Since this week marks our Nation's birthday and celebration of the many freedoms we enjoy, I thought it was the perfect time to approach the topic of freedom to choose when and with whom we give birth.  Is it a basic human right?  Is it about the safety of the baby?  No matter where your opinion falls on this highly debated topic, one thing is certain, that no matter what choices we make they should undoubtedly be genuinely informed of all risks and benefits. 

I find this subject tends to be addressed like a one way street.  The moment the word "regulation" comes up in discussion surrounding midwifery, home birth advocates start screaming, "don't take away my choice to birth where and how I please."  The tone of those same voices shifts though with the slightest mention of elective cesarean.  Judgment fills the room, sucking all the oxygen out.  The discussion then becomes less about choices and more about quoting the cesarean rate as being too high.  

But is there a time when an elective cesarean has its place?  Is it not the right of the woman and her care provider to make those choices?  Take the woman who was sexually abused for example, or the mom whose natural birth left her so injured that it took years to healDo these women not have a say in how they give birth during subsequent pregnancies?  Where do we draw the line and how shall we write the rules?

What about the former loss mom who already endured NCB and intervention-free birth in all its tragedy?  That was my story.  An elective cesarean saved my emotional sanity.  It also re-established my trust in care providers taking good care of me.  After the worst imaginable tragedy resulting from natural, out-of-hospital childbirth and incompetent care, an elective cesarean gave me peace of mind and a way forward.  It was my choice to make with my doctor and for that I am immensely grateful. 

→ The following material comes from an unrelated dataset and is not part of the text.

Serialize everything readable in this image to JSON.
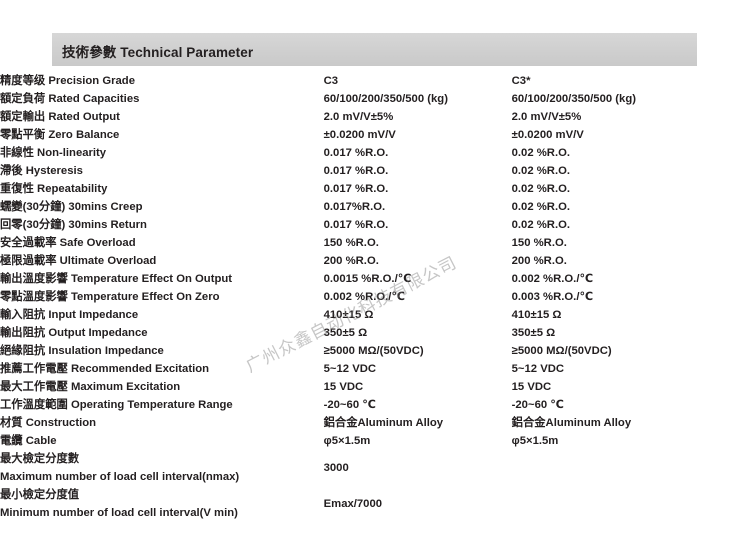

If a woman truly has the freedom to choose where and how she gives birth, then every home birth advocate should also support a woman's right to elect a cesarean.  They should support and appreciate the life saving measures a cesarean can offer period, whether elected or emergency.